Task statement: Every record must be retyped exactly as it reads.

Items from an interface collection
··········
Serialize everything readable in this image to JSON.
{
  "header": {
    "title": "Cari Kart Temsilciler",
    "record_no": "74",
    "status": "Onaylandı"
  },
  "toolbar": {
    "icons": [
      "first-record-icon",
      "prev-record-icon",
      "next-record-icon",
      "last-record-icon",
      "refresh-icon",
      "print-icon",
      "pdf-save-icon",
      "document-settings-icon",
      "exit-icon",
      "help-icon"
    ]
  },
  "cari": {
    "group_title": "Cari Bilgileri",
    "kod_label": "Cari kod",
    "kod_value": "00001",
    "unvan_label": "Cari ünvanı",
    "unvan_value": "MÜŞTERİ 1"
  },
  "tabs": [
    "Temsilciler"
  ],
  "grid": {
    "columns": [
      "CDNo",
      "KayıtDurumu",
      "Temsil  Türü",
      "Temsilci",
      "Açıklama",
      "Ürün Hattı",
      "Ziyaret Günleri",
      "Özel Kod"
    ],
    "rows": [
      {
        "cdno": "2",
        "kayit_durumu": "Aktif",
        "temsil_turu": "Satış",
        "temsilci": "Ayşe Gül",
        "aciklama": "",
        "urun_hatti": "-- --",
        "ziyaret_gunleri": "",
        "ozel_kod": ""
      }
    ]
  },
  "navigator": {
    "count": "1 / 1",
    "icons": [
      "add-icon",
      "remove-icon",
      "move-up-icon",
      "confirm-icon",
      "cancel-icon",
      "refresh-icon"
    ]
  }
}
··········
Exercise output:
Serialize everything readable in this image to JSON.
{
  "header": {
    "title": "Cari Kart Temsilciler",
    "record_no": "74",
    "status": "Onaylandı"
  },
  "toolbar": {
    "icons": [
      "first-record-icon",
      "prev-record-icon",
      "next-record-icon",
      "last-record-icon",
      "refresh-icon",
      "print-icon",
      "pdf-save-icon",
      "document-settings-icon",
      "exit-icon",
      "help-icon"
    ]
  },
  "cari": {
    "group_title": "Cari Bilgileri",
    "kod_label": "Cari kod",
    "kod_value": "00001",
    "unvan_label": "Cari ünvanı",
    "unvan_value": "MÜŞTERİ 1"
  },
  "tabs": [
    "Temsilciler"
  ],
  "grid": {
    "columns": [
      "CDNo",
      "KayıtDurumu",
      "Temsil  Türü",
      "Temsilci",
      "Açıklama",
      "Ürün Hattı",
      "Ziyaret Günleri",
      "Özel Kod"
    ],
    "rows": [
      {
        "cdno": "2",
        "kayit_durumu": "Aktif",
        "temsil_turu": "Satış",
        "temsilci": "Ayşe Gül",
        "aciklama": "",
        "urun_hatti": "-- --",
        "ziyaret_gunleri": "",
        "ozel_kod": ""
      }
    ]
  },
  "navigator": {
    "count": "1 / 1",
    "icons": [
      "add-icon",
      "remove-icon",
      "move-up-icon",
      "confirm-icon",
      "cancel-icon",
      "refresh-icon"
    ]
  }
}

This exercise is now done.